[Dataset entries]

################

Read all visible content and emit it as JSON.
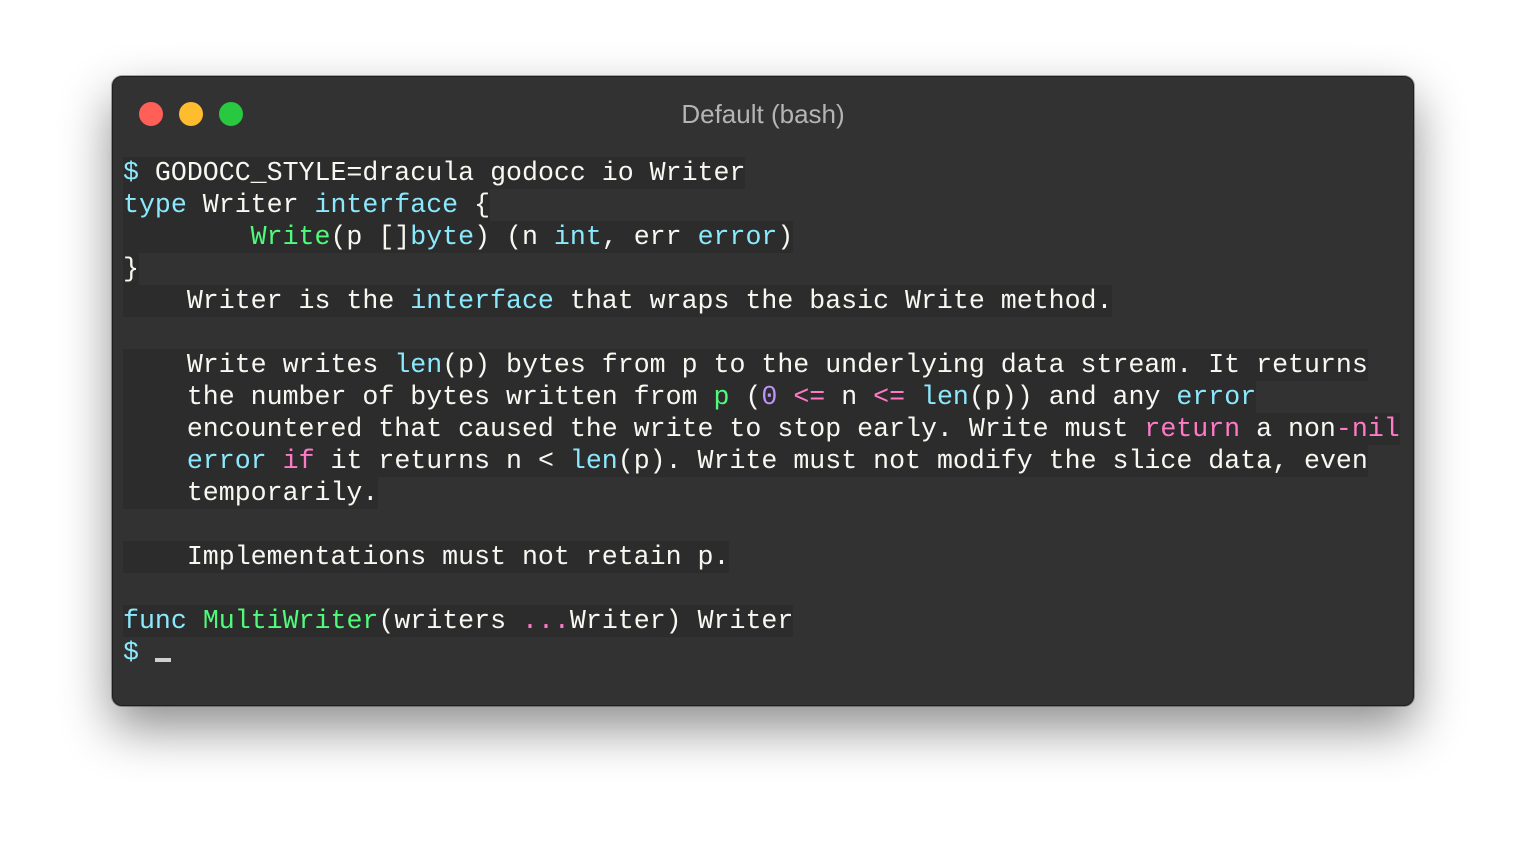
{
  "window": {
    "title": "Default (bash)",
    "traffic_lights": {
      "close": "#fe5f57",
      "minimize": "#febc2e",
      "zoom": "#28c840"
    }
  },
  "colors": {
    "fg": "#f8f8f2",
    "cyan": "#8be9fd",
    "green": "#50fa7b",
    "pink": "#ff79c6",
    "purple": "#bd93f9"
  },
  "terminal": {
    "lines": [
      [
        {
          "t": "$",
          "c": "cyan"
        },
        {
          "t": " GODOCC_STYLE=dracula godocc io Writer",
          "c": "fg"
        }
      ],
      [
        {
          "t": "type",
          "c": "cyan"
        },
        {
          "t": " Writer ",
          "c": "fg"
        },
        {
          "t": "interface",
          "c": "cyan"
        },
        {
          "t": " {",
          "c": "fg"
        }
      ],
      [
        {
          "t": "        ",
          "c": "fg"
        },
        {
          "t": "Write",
          "c": "green"
        },
        {
          "t": "(p []",
          "c": "fg"
        },
        {
          "t": "byte",
          "c": "cyan"
        },
        {
          "t": ") (n ",
          "c": "fg"
        },
        {
          "t": "int",
          "c": "cyan"
        },
        {
          "t": ", err ",
          "c": "fg"
        },
        {
          "t": "error",
          "c": "cyan"
        },
        {
          "t": ")",
          "c": "fg"
        }
      ],
      [
        {
          "t": "}",
          "c": "fg"
        }
      ],
      [
        {
          "t": "    Writer is the ",
          "c": "fg"
        },
        {
          "t": "interface",
          "c": "cyan"
        },
        {
          "t": " that wraps the basic Write method.",
          "c": "fg"
        }
      ],
      [],
      [
        {
          "t": "    Write writes ",
          "c": "fg"
        },
        {
          "t": "len",
          "c": "cyan"
        },
        {
          "t": "(p) bytes from p to the underlying data stream. It returns",
          "c": "fg"
        }
      ],
      [
        {
          "t": "    the number of bytes written from ",
          "c": "fg"
        },
        {
          "t": "p",
          "c": "green"
        },
        {
          "t": " (",
          "c": "fg"
        },
        {
          "t": "0",
          "c": "purple"
        },
        {
          "t": " ",
          "c": "fg"
        },
        {
          "t": "<=",
          "c": "pink"
        },
        {
          "t": " n ",
          "c": "fg"
        },
        {
          "t": "<=",
          "c": "pink"
        },
        {
          "t": " ",
          "c": "fg"
        },
        {
          "t": "len",
          "c": "cyan"
        },
        {
          "t": "(p)) and any ",
          "c": "fg"
        },
        {
          "t": "error",
          "c": "cyan"
        }
      ],
      [
        {
          "t": "    encountered that caused the write to stop early. Write must ",
          "c": "fg"
        },
        {
          "t": "return",
          "c": "pink"
        },
        {
          "t": " a non",
          "c": "fg"
        },
        {
          "t": "-nil",
          "c": "pink"
        }
      ],
      [
        {
          "t": "    ",
          "c": "fg"
        },
        {
          "t": "error",
          "c": "cyan"
        },
        {
          "t": " ",
          "c": "fg"
        },
        {
          "t": "if",
          "c": "pink"
        },
        {
          "t": " it returns n < ",
          "c": "fg"
        },
        {
          "t": "len",
          "c": "cyan"
        },
        {
          "t": "(p). Write must not modify the slice data, even",
          "c": "fg"
        }
      ],
      [
        {
          "t": "    temporarily.",
          "c": "fg"
        }
      ],
      [],
      [
        {
          "t": "    Implementations must not retain p.",
          "c": "fg"
        }
      ],
      [],
      [
        {
          "t": "func",
          "c": "cyan"
        },
        {
          "t": " ",
          "c": "fg"
        },
        {
          "t": "MultiWriter",
          "c": "green"
        },
        {
          "t": "(writers ",
          "c": "fg"
        },
        {
          "t": "...",
          "c": "pink"
        },
        {
          "t": "Writer) Writer",
          "c": "fg"
        }
      ]
    ],
    "prompt": "$ "
  }
}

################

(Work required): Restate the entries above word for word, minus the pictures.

(Answer space):
Read all visible content and emit it as JSON.
{
  "window": {
    "title": "Default (bash)",
    "traffic_lights": {
      "close": "#fe5f57",
      "minimize": "#febc2e",
      "zoom": "#28c840"
    }
  },
  "colors": {
    "fg": "#f8f8f2",
    "cyan": "#8be9fd",
    "green": "#50fa7b",
    "pink": "#ff79c6",
    "purple": "#bd93f9"
  },
  "terminal": {
    "lines": [
      [
        {
          "t": "$",
          "c": "cyan"
        },
        {
          "t": " GODOCC_STYLE=dracula godocc io Writer",
          "c": "fg"
        }
      ],
      [
        {
          "t": "type",
          "c": "cyan"
        },
        {
          "t": " Writer ",
          "c": "fg"
        },
        {
          "t": "interface",
          "c": "cyan"
        },
        {
          "t": " {",
          "c": "fg"
        }
      ],
      [
        {
          "t": "        ",
          "c": "fg"
        },
        {
          "t": "Write",
          "c": "green"
        },
        {
          "t": "(p []",
          "c": "fg"
        },
        {
          "t": "byte",
          "c": "cyan"
        },
        {
          "t": ") (n ",
          "c": "fg"
        },
        {
          "t": "int",
          "c": "cyan"
        },
        {
          "t": ", err ",
          "c": "fg"
        },
        {
          "t": "error",
          "c": "cyan"
        },
        {
          "t": ")",
          "c": "fg"
        }
      ],
      [
        {
          "t": "}",
          "c": "fg"
        }
      ],
      [
        {
          "t": "    Writer is the ",
          "c": "fg"
        },
        {
          "t": "interface",
          "c": "cyan"
        },
        {
          "t": " that wraps the basic Write method.",
          "c": "fg"
        }
      ],
      [],
      [
        {
          "t": "    Write writes ",
          "c": "fg"
        },
        {
          "t": "len",
          "c": "cyan"
        },
        {
          "t": "(p) bytes from p to the underlying data stream. It returns",
          "c": "fg"
        }
      ],
      [
        {
          "t": "    the number of bytes written from ",
          "c": "fg"
        },
        {
          "t": "p",
          "c": "green"
        },
        {
          "t": " (",
          "c": "fg"
        },
        {
          "t": "0",
          "c": "purple"
        },
        {
          "t": " ",
          "c": "fg"
        },
        {
          "t": "<=",
          "c": "pink"
        },
        {
          "t": " n ",
          "c": "fg"
        },
        {
          "t": "<=",
          "c": "pink"
        },
        {
          "t": " ",
          "c": "fg"
        },
        {
          "t": "len",
          "c": "cyan"
        },
        {
          "t": "(p)) and any ",
          "c": "fg"
        },
        {
          "t": "error",
          "c": "cyan"
        }
      ],
      [
        {
          "t": "    encountered that caused the write to stop early. Write must ",
          "c": "fg"
        },
        {
          "t": "return",
          "c": "pink"
        },
        {
          "t": " a non",
          "c": "fg"
        },
        {
          "t": "-nil",
          "c": "pink"
        }
      ],
      [
        {
          "t": "    ",
          "c": "fg"
        },
        {
          "t": "error",
          "c": "cyan"
        },
        {
          "t": " ",
          "c": "fg"
        },
        {
          "t": "if",
          "c": "pink"
        },
        {
          "t": " it returns n < ",
          "c": "fg"
        },
        {
          "t": "len",
          "c": "cyan"
        },
        {
          "t": "(p). Write must not modify the slice data, even",
          "c": "fg"
        }
      ],
      [
        {
          "t": "    temporarily.",
          "c": "fg"
        }
      ],
      [],
      [
        {
          "t": "    Implementations must not retain p.",
          "c": "fg"
        }
      ],
      [],
      [
        {
          "t": "func",
          "c": "cyan"
        },
        {
          "t": " ",
          "c": "fg"
        },
        {
          "t": "MultiWriter",
          "c": "green"
        },
        {
          "t": "(writers ",
          "c": "fg"
        },
        {
          "t": "...",
          "c": "pink"
        },
        {
          "t": "Writer) Writer",
          "c": "fg"
        }
      ]
    ],
    "prompt": "$ "
  }
}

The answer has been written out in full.